    I think you should just use some paint. I love the look of your house as is.
  • Johnchip Johnchip on Aug 07, 2016
    If you are happy with the house, temp,etc.. as is, Have the siding taken down, remilled if needed and replace any damaged boards. You might find just flipping the boards inside/out give you what you want. Most backsides of the boards will likely be in good shape. That much wood is expensive and you could save a bundle while keep authentic to the house build.
  • Marilyn Zaruba Marilyn Zaruba on Aug 07, 2016
    I would pick the brains of some insulation and siding people if I were you. Tell them what you are doing. Most contractors are more than willing to help a person out like that.
  • Patty Patty on Aug 09, 2016

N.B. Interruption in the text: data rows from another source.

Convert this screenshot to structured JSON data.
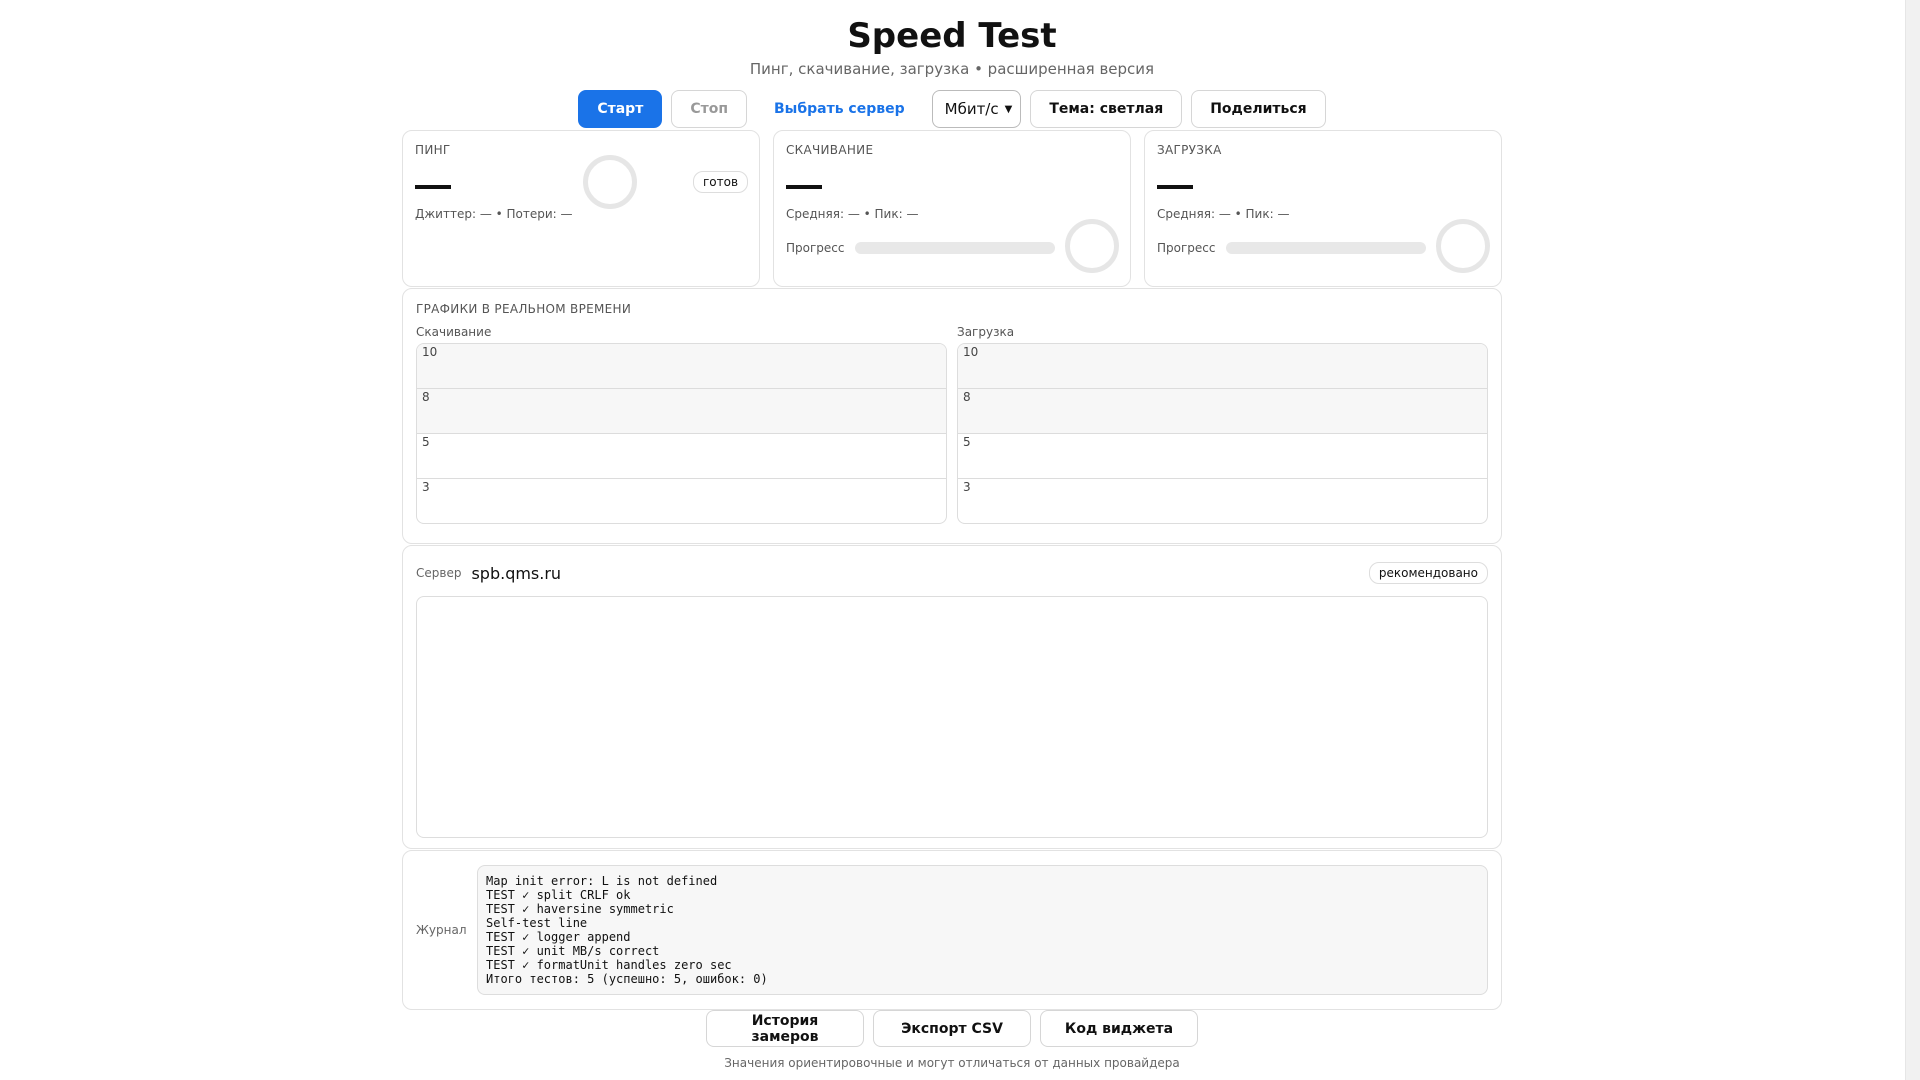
{
  "header": {
    "title": "Speed Test",
    "subtitle": "Пинг, скачивание, загрузка • расширенная версия"
  },
  "toolbar": {
    "start_label": "Старт",
    "stop_label": "Стоп",
    "server_label": "Выбрать сервер",
    "unit_selected": "Мбит/с",
    "theme_label": "Тема: светлая",
    "share_label": "Поделиться"
  },
  "ping": {
    "title": "ПИНГ",
    "stats": "Джиттер: — • Потери: —",
    "status": "готов"
  },
  "download": {
    "title": "СКАЧИВАНИЕ",
    "stats": "Средняя: — • Пик: —",
    "progress_label": "Прогресс",
    "progress": 0
  },
  "upload": {
    "title": "ЗАГРУЗКА",
    "stats": "Средняя: — • Пик: —",
    "progress_label": "Прогресс",
    "progress": 0
  },
  "graphs": {
    "title": "ГРАФИКИ В РЕАЛЬНОМ ВРЕМЕНИ",
    "download_label": "Скачивание",
    "upload_label": "Загрузка",
    "ticks": [
      "10",
      "8",
      "5",
      "3"
    ]
  },
  "server": {
    "label": "Сервер",
    "host": "spb.qms.ru",
    "recommended": "рекомендовано"
  },
  "log": {
    "label": "Журнал",
    "lines": [
      "Map init error: L is not defined",
      "TEST ✓ split CRLF ok",
      "TEST ✓ haversine symmetric",
      "Self-test line",
      "TEST ✓ logger append",
      "TEST ✓ unit MB/s correct",
      "TEST ✓ formatUnit handles zero sec",
      "Итого тестов: 5 (успешно: 5, ошибок: 0)"
    ]
  },
  "actions": {
    "history_label": "История замеров",
    "export_label": "Экспорт CSV",
    "widget_label": "Код виджета"
  },
  "footer": {
    "note": "Значения ориентировочные и могут отличаться от данных провайдера"
  },
  "colors": {
    "accent": "#1a73e8"
  }
}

    We had a 100 yr old home and of all the homes I have lived thru the years that was my favorite. The only place we had to insulate was under the floor because it was built up on brick pillars, then we laid a moisture barrier on the ground. Then we put insulation in the attic, no need for moisture barrier up there. That house was the easiest house we ever owned to heat and cool, it even had the original wavy glass windows. I loved everything about that old house and I really regret selling it. My husband was in construction for 30 yrs and he said that house was so well built that there was no need to have insulation put into the walls, we had original hardwood floors and during the winter I could go barefoot no problem my feet didn't freeze to the floor. I hope when you get everything done you want to do you can enjoy and love your home as much as we did. One more thing if your siding is in decent shape I would just do some sanding and caulk real good with good caulk, then paint, I would be willing to bet that siding is in a lot better shape than you think. Good luck and please post pictures when it is done,

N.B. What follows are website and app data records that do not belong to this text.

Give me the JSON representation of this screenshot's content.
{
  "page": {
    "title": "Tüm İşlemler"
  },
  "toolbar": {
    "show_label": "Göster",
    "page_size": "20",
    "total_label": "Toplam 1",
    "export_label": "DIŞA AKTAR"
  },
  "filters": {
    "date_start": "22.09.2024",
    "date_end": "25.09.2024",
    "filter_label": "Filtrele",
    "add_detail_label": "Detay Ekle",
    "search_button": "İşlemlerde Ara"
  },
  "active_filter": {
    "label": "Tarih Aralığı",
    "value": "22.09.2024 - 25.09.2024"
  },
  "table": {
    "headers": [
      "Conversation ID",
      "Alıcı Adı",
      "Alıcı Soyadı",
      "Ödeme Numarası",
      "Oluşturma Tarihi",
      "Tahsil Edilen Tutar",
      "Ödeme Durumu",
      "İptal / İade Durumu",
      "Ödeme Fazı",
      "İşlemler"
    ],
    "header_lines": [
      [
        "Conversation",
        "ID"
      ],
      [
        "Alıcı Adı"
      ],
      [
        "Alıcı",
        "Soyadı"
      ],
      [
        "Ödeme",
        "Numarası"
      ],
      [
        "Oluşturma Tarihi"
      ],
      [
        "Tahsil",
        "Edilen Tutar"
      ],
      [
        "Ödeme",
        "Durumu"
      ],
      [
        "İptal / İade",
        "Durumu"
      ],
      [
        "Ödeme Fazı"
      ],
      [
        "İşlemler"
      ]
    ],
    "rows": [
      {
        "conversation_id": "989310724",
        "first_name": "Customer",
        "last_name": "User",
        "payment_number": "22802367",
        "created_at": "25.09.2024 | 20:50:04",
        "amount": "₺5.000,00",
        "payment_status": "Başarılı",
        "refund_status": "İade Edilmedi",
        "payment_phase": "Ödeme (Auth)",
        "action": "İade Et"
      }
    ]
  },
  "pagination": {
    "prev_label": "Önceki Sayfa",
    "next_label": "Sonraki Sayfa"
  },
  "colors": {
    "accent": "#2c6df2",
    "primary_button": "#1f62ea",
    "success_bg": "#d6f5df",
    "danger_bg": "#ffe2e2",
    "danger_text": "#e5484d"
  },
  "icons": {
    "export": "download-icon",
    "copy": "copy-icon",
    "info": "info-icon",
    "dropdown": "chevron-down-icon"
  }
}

  • D D on Aug 29, 2016
    Leave the house as designed!!! My husband and I have restored 5 Old Homes, 1830-1920. Insulating walls in an 100+ year old is begging for issues. You can get your siding milled for less then you think. Everyone freaks that our 1880 has no attic insulation, but it was designed that way with it's slate roof. And people, are you going to chew the wood? Stop the noise on lead paint!!! Please, RESTORE the house as it was intended. Call an Old House expert, your local hardware people are great for new homes. However, next they will say you need new windows! !!!
  • Nellie Nellie on Oct 29, 2016
    Wood logs would make it a log cabin. I have seen this on some homes in mountains in CA.
  • Suzanne Pickens Suzanne Pickens on Dec 01, 2016

    Normally, in relatively temperate climates, insulating the floors and ceilings, preferably without a vapor barrier is sufficient. Most problems come with blowing insulation into the walls which leaves the house with no breathing room and almost certain moisture problems which can cause paint failure and moisture buildup within the walls. This is particularly true if you are replacing the windows with air tight units. You might want to research information put out by the National Park Service in the form of the Secretary's Standards for rehabilitation and associated topical bulletins for information specific to the age of your home. Hardieboard is an acceptable replacement, but make sure you really have to replace the wood in its entirety -- repair and selective replacement may be your best and most cost effective option.